II. Assisting Others in Fulfi lling their Religious Obligations
As previously noted, in Mishnaic and Talmudic times there was no such
institution as the ba’al keri’ah, and, hence, each oleh read his own Torah
portion aloud from the sefer Torah for the community. It necessarily follows
that the Babylonian Talmud and Tosefta in Megilla cited above, which grant theoretical eligibility to women to receive an aliyya, also empowered the olah to read her portion for the community. This ability to read from the Torah, and assist (le-hotsi) the other members of the community in fulfi lling their keri’at ha-Torah obligation, might indicate that women share in the communal obligation of keri’at ha-Torah. The rationale for this conclusion requires us to go off on a bit of a tangent to discuss the rules of assisting others in fulfi lling their obligations.
Mitsvot can be divided into two categories: (a) mitsvot which are incumbent on one’s body (mitsvot she-beGufo), like donning tefillin and wearing tsitsit, eating matsa and maror on Passover, and immersing in a mikva; (b) mitsvot which are verbal or auditory obligations, such as reciting kiddush or havdala or reading Megillat Esther. With regard to mitsvot she-beGufo, each individual must perform them for themselves – no one can do these mitsvot for another, and the principle of agency (sheluho shel adam ke-moto – one’s agent is as oneself) is of no avail.29 On the other hand, with respect to verbal or auditory obligations, one Jew can receive assistance from another.
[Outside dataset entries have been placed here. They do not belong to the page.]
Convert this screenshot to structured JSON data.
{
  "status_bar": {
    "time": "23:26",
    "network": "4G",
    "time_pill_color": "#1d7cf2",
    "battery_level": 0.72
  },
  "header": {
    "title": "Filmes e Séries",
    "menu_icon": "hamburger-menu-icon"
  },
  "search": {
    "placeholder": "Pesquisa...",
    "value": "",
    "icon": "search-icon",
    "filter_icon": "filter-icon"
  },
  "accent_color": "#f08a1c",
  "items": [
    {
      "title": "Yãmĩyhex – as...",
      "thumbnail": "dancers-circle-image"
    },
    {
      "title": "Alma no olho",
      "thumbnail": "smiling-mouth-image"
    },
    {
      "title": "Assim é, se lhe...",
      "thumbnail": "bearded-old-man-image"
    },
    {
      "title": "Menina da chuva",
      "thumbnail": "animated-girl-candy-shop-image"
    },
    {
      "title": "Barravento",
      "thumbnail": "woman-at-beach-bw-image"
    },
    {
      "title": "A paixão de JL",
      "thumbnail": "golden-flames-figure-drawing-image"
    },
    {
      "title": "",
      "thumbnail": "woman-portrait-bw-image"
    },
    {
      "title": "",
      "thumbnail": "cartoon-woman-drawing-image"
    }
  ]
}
Thus, one can, for example, recite appropriate benedictions, read the megilla, and sound the shofar for his fellow to hear.
The mechanism by which this assistance is received is known as shome’a
ke-oneh (listening attentively is like reciting it oneself).
According to most authorities, shome’a ke-oneh is a transfer mechanism, by which not only the verbal aspects, but the totality of the “assister’s” actions , are conveyed to the “assistee.” As a result, de jure, both the assister and the assistee have simultaneously fulfi lled the same obligation.
Thus, for example, although the congregants themselves are not reading from a parchment, they fulfi ll their commandment of reading Parashat Zakhor from a sefer Torah and the recitation of the Book of Esther from a bona fi de megilla, with the rendering of the ba’al keri’ah who is doing so. Similarly, those assembled carry out their obligation of reciting kiddush or havdala over a cup of wine, though they themselves are not holding such a cup.
To read more click http://www.rcarabbis.org/pdf/frimer_article.pdf